Ben Rountree, 40
Ben Rountree, 40
Mission Hills, California
At-home dad for seven years
Wife: Maria, 39, legislative analyst for the city of Los Angeles
Daughter: Arianna, 7
To hear Ben Rountree tell it, that first year as Arianna's at-home parent was like taking a speed-reading course in a foreign language. Rountree, who in his former working life was an independent music producer and songwriter, immersed himself in What to Expect the First Year, treating the book like an instruction manual, and never missed an installment of Dr. Brazelton's show on the Learning Channel. He made frequent long-distance phone calls to both his mother and his mother-in-law with questions about things his baby daughter was -- or wasn't -- doing. And then there was Katie -- his wife's sister, who lived nearby and who had given birth to her first child the day before Maria did.
"Katie took an extra three months' leave, and we talked every day," Rountree recalls. "We were our own mutual support group." Still, he could be easily thrown by topics that neither the book, Brazelton, the grandmothers, nor Katie had discussed. For instance, "I didn't take Arianna out for months because none of my so-called experts happened to mention it," Rountree exclaims. "That's how literal and scared I was.

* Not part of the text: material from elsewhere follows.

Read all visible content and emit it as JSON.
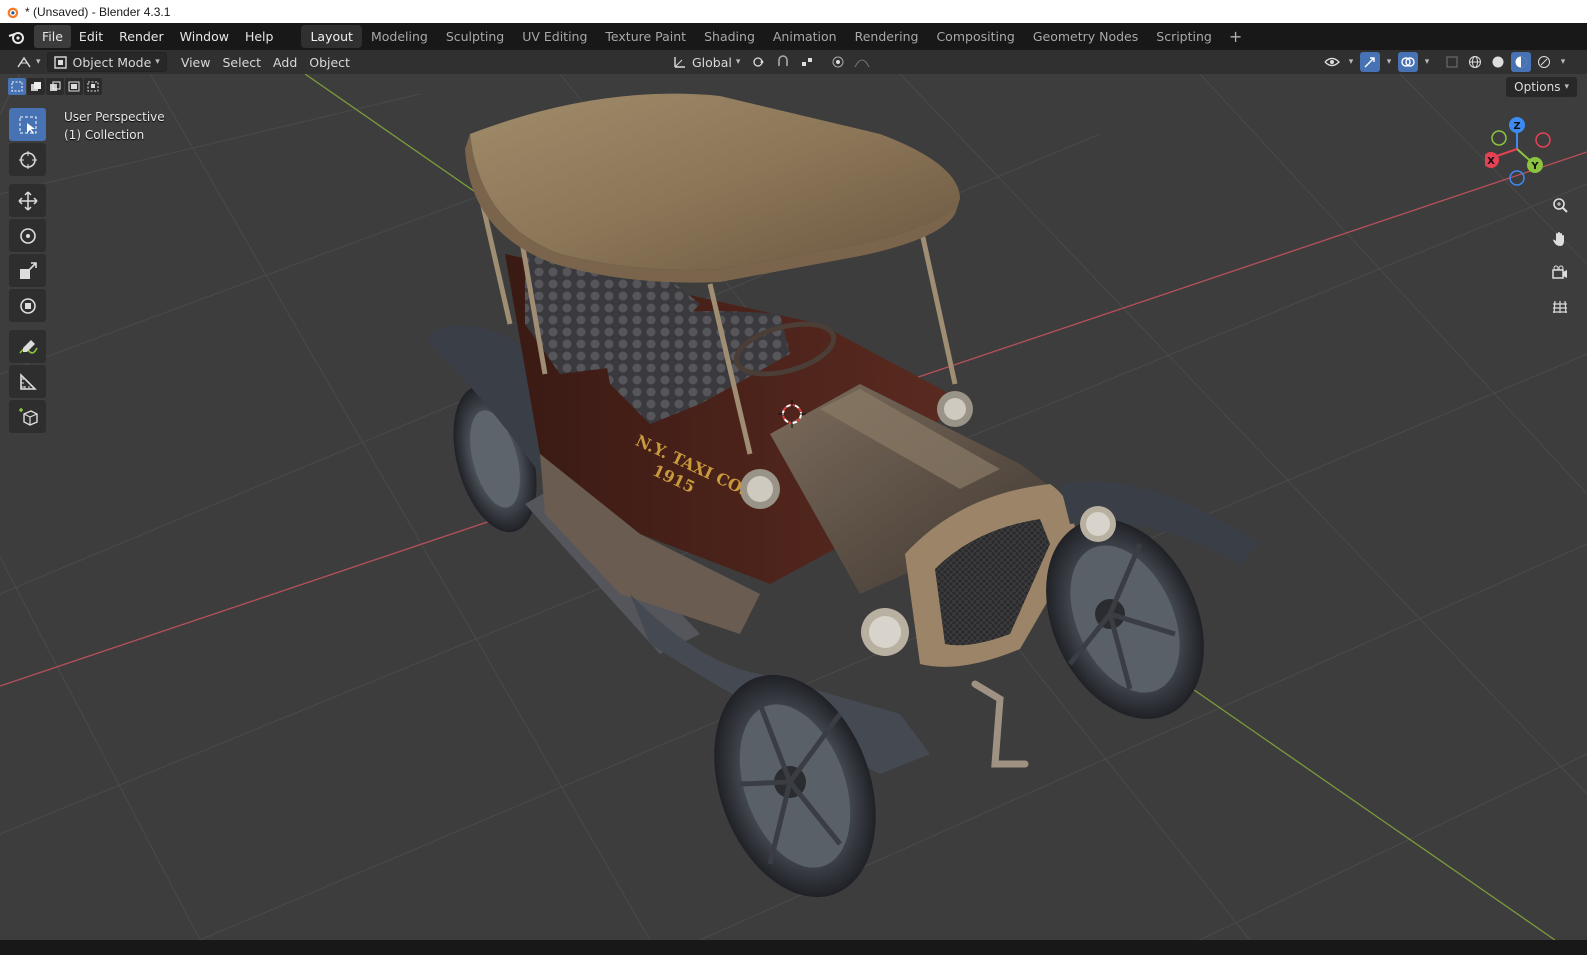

I was sure she'd wriggle out of her carrier, fall, and crack her head."
Though he might not have known what he was getting into, he did volunteer for the job. "Maria had gotten her graduate degree in urban planning a few years before Arianna was born," he says. "If she had taken time off to stay home, it would have felt like she was bailing on her career." And once Arianna arrived, handing her off to a daycare provider was no longer an option for Rountree, who fully expected to be able to do his music on the side. ("Little did I realize I'd barely have time to breathe!")
Rocky start aside, for years now Rountree has flourished in his role -- both at home, where he is chief cook and bottle washer (but not launderer, since Maria doesn't appreciate his creativity with bleach), and in the community, where he is PTA president for the second year in a row. "I spend almost as much time at school as Arianna does," says Rountree, and it's no wonder. This year alone he started three extracurricular art classes as well as computer, chess, and journalism clubs. He also organizes all the PTA fundraisers and runs the after-school snack shop (another brainchild of his that helps pay for new software for the school).
Before his PTA "gig," he organized weekly playdates for his stay-at-home-dads group. "I definitely miss the camaraderie with the guys," he says, guessing that he's the only full-time dad at Arianna's school. "People still don't quite know what to make of me." Such anomaly status is why, several years ago, the group had T-shirts made that read, "I'm not a babysitter, I'm a father."
"That slogan is as much about pride as about letting people know -- in a subtle way -- that it's insulting to assume that only mothers can be nurturing," Rountree says. With Arianna in school now, he occasionally contemplates rejoining the gainfully employed: "It's confusing. Financially, we've made sacrifices for a long time, but I don't want to suddenly create a latchkey kid. Besides," he adds without missing a beat, "I could have a long and illustrious career ahead of me in the PTA."